We also read some feedback on Episode 8: Freaks (1932) from Saltyessentials (check out his blog, Dead Man’s Brain) and Mike Hatfield. Thanks so much to both of you for taking the time to comment!

As always, if you’re paying attention, you’ll also hear which of us makes these comments:

  • “De monical? Is that the thing Mr. Peanut wears on his eye?”
  • “Hey, I’ve watched wrestling enough to tell the difference between natural blondes and unnatural blondes.”
  • Maneater of Hydra screams, ‘Leeroy Jenkins!’ and goes dashing into battle when it comes to that particular crown (as strangest science fiction story ever told).”
  • “Creepy children are infinitely creepier when they’re in packs and when they have British accents.”
  • “They all look the same to me. They’re all blonde children with similar haircuts.”
  • “Wigmaster 2: The Weaving!”

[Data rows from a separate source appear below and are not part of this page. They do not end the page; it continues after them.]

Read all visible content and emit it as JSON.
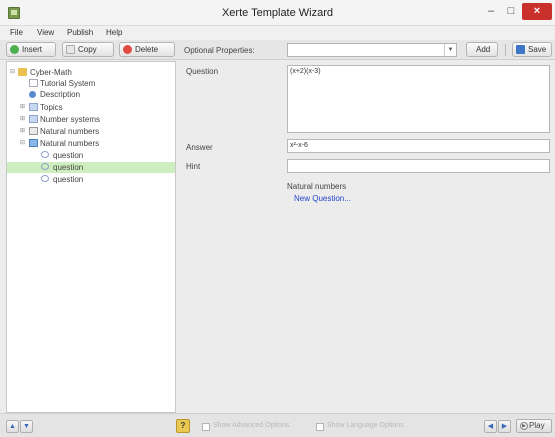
{
  "window": {
    "title": "Xerte Template Wizard",
    "minimize_glyph": "–",
    "maximize_glyph": "□",
    "close_glyph": "×"
  },
  "menu": {
    "items": [
      "File",
      "View",
      "Publish",
      "Help"
    ]
  },
  "toolbar": {
    "insert_label": "Insert",
    "copy_label": "Copy",
    "delete_label": "Delete",
    "optional_properties_label": "Optional Properties:",
    "optional_properties_value": "",
    "add_label": "Add",
    "save_label": "Save"
  },
  "tree": {
    "items": [
      {
        "label": "Cyber-Math",
        "icon": "folder-icon"
      },
      {
        "label": "Tutorial System",
        "icon": "page-icon"
      },
      {
        "label": "Description",
        "icon": "description-icon"
      },
      {
        "label": "Topics",
        "icon": "folder-icon"
      },
      {
        "label": "Number systems",
        "icon": "folder-icon"
      },
      {
        "label": "Natural numbers",
        "icon": "list-icon"
      },
      {
        "label": "Natural numbers",
        "icon": "list-icon"
      },
      {
        "label": "question",
        "icon": "question-icon"
      },
      {
        "label": "question",
        "icon": "question-icon"
      },
      {
        "label": "question",
        "icon": "question-icon"
      }
    ]
  },
  "properties": {
    "question_label": "Question",
    "question_value": "(x+2)(x-3)",
    "answer_label": "Answer",
    "answer_value": "x²-x-6",
    "hint_label": "Hint",
    "hint_value": "",
    "parent_text": "Natural numbers",
    "new_question_link": "New Question..."
  },
  "statusbar": {
    "up_glyph": "▲",
    "down_glyph": "▼",
    "help_glyph": "?",
    "show_advanced_label": "Show Advanced Options",
    "show_language_label": "Show Language Options",
    "prev_glyph": "◀",
    "next_glyph": "▶",
    "play_label": "Play"
  },
  "colors": {
    "selected_row": "#cfeec0",
    "link": "#2244cc",
    "close_button": "#c9302c"
  }
}
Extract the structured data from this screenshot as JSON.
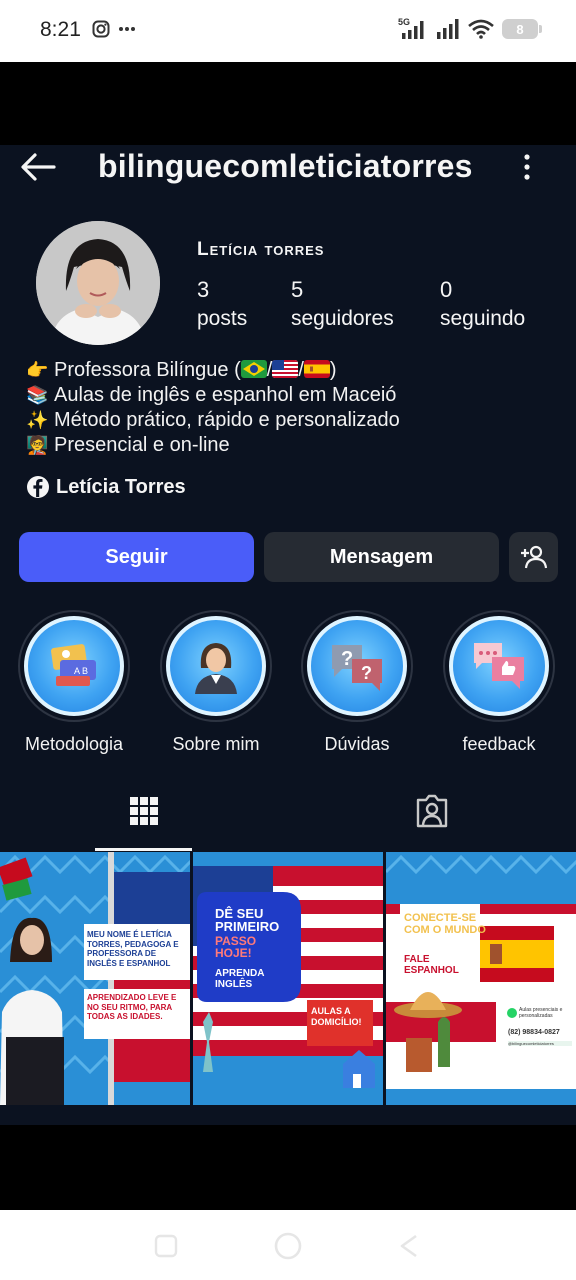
{
  "status_bar": {
    "time": "8:21",
    "left_icons": [
      "instagram-icon",
      "more-dots-icon"
    ],
    "right_icons": [
      "5g-signal-icon",
      "signal-icon",
      "wifi-icon"
    ],
    "battery": "8"
  },
  "header": {
    "username": "bilinguecomleticiatorres",
    "back_icon": "arrow-left-icon",
    "more_icon": "vertical-dots-icon"
  },
  "profile": {
    "full_name": "Letícia torres",
    "stats": [
      {
        "value": "3",
        "label": "posts"
      },
      {
        "value": "5",
        "label": "seguidores"
      },
      {
        "value": "0",
        "label": "seguindo"
      }
    ],
    "bio": {
      "line1_prefix": "Professora Bilíngue (",
      "line1_sep1": "/",
      "line1_sep2": "/",
      "line1_suffix": ")",
      "line2": "Aulas de inglês e espanhol em Maceió",
      "line3": "Método prático, rápido e personalizado",
      "line4": "Presencial e on-line"
    },
    "facebook_link": "Letícia Torres"
  },
  "actions": {
    "follow": "Seguir",
    "message": "Mensagem",
    "add_user_icon": "add-user-icon"
  },
  "highlights": [
    {
      "label": "Metodologia",
      "icon": "books-icon"
    },
    {
      "label": "Sobre mim",
      "icon": "woman-icon"
    },
    {
      "label": "Dúvidas",
      "icon": "question-bubbles-icon"
    },
    {
      "label": "feedback",
      "icon": "feedback-bubbles-icon"
    }
  ],
  "tabs": [
    {
      "name": "grid",
      "icon": "grid-icon",
      "active": true
    },
    {
      "name": "tagged",
      "icon": "tagged-person-icon",
      "active": false
    }
  ],
  "posts": [
    {
      "text1": "MEU NOME É LETÍCIA TORRES, PEDAGOGA E PROFESSORA DE INGLÊS E ESPANHOL",
      "text2": "APRENDIZADO LEVE E NO SEU RITMO, PARA TODAS AS IDADES."
    },
    {
      "title1": "DÊ SEU PRIMEIRO",
      "title2": "PASSO HOJE!",
      "subtitle": "APRENDA INGLÊS",
      "badge": "AULAS A DOMICÍLIO!"
    },
    {
      "title": "CONECTE-SE COM O MUNDO",
      "subtitle": "FALE ESPANHOL",
      "contact_note": "Aulas presenciais e personalizadas",
      "phone": "(82) 98834-0827",
      "handle": "@bilinguecomleticiatorres"
    }
  ],
  "colors": {
    "background": "#0b1220",
    "follow_button": "#4a5df9",
    "secondary_button": "#262b33"
  }
}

We plan to release a new episode every other week. Our upcoming and very flexible schedule includes The Cabinet of Dr. Caligari (1920), Bride of Frankenstein (1935), Invasion of the Body Snatchers (1956), and Jû jin yuki otoko (original 1955 Japanese version, aka Half Human).

Please let us know what you think of Decades of Horror: The Classic Era and what films you’d like to hear us cover! We want to hear from you! After all, without you, we’re just four nutjobs talking about thefilms we love. Send us an email  (chadhunt@gruesomemagazine.com, erinmiskell@gruesomemagazine.com, jeffmohr@gruesomemagazine.com, or josephperry@gruesomemagazine.com) or leave us a message, a review, or a comment at GruesomeMagazine.com, iTunes, the Horror News Radio App, or the Horror News Radio Facebook group.

To each of you from each of us, “Thank you for listening!